Anatomy of the Command Line


Order matters when the shell executes a command, but isn't strictly left to right. Redirects, functions, sub-shells, {brace,tilde,parameter,variable,arithmetic} expansion, pipes, globbing, regular expressions, command substitution and more.

What order does bash evaluate the different parts of the command line and what effect does that ordering have on the command? Which portions of the command are evaluated by the shell and which aren't?

The presentation will use command line examples to illustrate evaluation order for the various parts of a command.

For example:

grep foo file.txt >file.txt

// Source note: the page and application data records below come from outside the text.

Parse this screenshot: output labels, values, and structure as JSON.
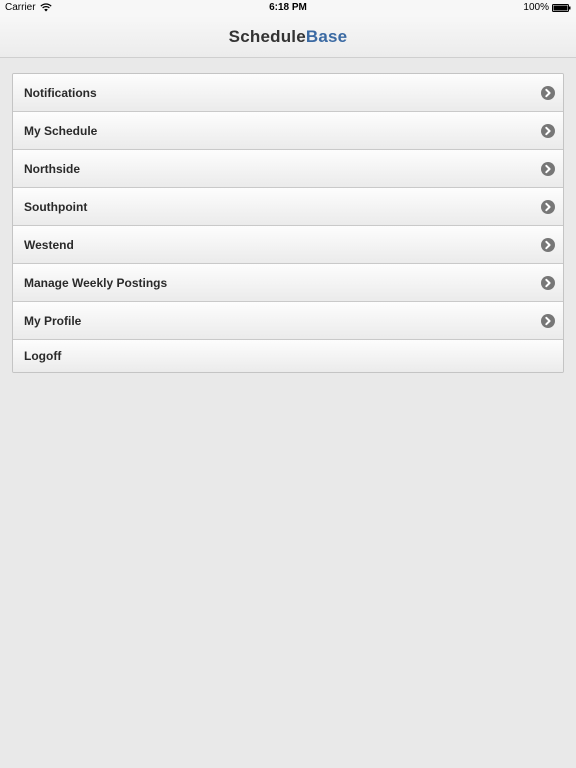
{
  "status_bar": {
    "carrier": "Carrier",
    "time": "6:18 PM",
    "battery": "100%"
  },
  "header": {
    "brand_part1": "Schedule",
    "brand_part2": "Base"
  },
  "menu": {
    "items": [
      {
        "label": "Notifications",
        "icon": "chevron-circle-right-icon"
      },
      {
        "label": "My Schedule",
        "icon": "chevron-circle-right-icon"
      },
      {
        "label": "Northside",
        "icon": "chevron-circle-right-icon"
      },
      {
        "label": "Southpoint",
        "icon": "chevron-circle-right-icon"
      },
      {
        "label": "Westend",
        "icon": "chevron-circle-right-icon"
      },
      {
        "label": "Manage Weekly Postings",
        "icon": "chevron-circle-right-icon"
      },
      {
        "label": "My Profile",
        "icon": "chevron-circle-right-icon"
      },
      {
        "label": "Logoff"
      }
    ]
  },
  "colors": {
    "background": "#e9e9e9",
    "brand_accent": "#3b6aa3",
    "brand_text": "#333333",
    "arrow_icon": "#777777"
  }
}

That command results in file.txt being empty regardless of what the previous contents were ( provided file permissions allow the user to write to file.txt ). The reason is that the shell truncates file.txt before even starting up grep, so grep is actually searching a newly truncated empty file.

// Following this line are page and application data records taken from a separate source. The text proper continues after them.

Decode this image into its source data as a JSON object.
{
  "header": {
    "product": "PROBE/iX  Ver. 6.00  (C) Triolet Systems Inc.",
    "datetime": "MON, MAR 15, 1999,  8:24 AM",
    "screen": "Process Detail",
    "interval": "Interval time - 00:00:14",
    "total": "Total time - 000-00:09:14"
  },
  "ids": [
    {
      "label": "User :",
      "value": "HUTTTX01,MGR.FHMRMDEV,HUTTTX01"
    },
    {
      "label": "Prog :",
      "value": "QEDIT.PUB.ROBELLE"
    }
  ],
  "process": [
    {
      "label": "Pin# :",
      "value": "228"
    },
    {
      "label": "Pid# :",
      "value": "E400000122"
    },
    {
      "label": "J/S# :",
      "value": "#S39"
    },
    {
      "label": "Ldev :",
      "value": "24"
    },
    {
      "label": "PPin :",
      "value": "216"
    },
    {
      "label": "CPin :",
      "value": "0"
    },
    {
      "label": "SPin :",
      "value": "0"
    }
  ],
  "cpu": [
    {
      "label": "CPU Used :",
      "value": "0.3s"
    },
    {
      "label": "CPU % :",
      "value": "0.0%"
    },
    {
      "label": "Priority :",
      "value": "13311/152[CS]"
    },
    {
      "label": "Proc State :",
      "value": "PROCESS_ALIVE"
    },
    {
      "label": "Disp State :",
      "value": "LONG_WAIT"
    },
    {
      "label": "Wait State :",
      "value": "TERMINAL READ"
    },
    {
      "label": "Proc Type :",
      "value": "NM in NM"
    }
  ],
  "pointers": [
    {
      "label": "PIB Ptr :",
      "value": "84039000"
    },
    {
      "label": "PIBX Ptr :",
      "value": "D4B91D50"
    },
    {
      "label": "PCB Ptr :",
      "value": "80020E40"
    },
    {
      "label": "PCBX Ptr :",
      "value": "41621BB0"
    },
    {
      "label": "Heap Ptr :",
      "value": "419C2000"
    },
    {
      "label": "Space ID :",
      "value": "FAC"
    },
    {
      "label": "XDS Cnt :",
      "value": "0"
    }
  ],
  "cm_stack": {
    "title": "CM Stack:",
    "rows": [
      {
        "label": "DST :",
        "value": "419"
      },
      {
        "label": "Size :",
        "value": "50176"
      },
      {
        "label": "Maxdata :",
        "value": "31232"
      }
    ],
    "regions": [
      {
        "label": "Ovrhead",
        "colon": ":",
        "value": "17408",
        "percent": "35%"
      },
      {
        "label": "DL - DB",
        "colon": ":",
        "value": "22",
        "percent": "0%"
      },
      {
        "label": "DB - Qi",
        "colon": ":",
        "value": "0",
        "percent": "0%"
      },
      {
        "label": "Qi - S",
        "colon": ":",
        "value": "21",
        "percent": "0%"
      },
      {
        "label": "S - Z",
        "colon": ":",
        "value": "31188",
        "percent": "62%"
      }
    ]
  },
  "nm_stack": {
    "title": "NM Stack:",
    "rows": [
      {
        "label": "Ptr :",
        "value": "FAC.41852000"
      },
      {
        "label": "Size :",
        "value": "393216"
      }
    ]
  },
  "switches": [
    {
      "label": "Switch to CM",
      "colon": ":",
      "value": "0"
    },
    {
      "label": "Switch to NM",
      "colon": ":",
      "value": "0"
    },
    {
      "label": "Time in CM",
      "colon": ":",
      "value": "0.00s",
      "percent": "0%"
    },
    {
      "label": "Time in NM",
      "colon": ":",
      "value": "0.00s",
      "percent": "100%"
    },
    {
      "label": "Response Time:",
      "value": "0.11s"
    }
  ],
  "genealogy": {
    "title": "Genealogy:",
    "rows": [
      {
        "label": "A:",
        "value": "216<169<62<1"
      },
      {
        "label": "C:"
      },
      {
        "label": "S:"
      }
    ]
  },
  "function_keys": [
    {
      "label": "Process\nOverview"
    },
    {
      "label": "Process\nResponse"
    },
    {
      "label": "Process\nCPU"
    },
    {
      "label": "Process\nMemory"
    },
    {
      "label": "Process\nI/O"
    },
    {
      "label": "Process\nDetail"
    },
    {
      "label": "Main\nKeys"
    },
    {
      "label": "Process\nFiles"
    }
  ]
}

echo -n $( echo foo >>file.txt ) >file.txt

Again there is an empty file at the end even though foo is added to the file.txt during the command. In this case, the command subtitution and it's associated output redirection runs and completes before the outer shell and it's redirection. As a result, file.txt gets a line of input, then is truncated.

Room 101
Sunday, January 24, 2016 - 16:30 to 17:30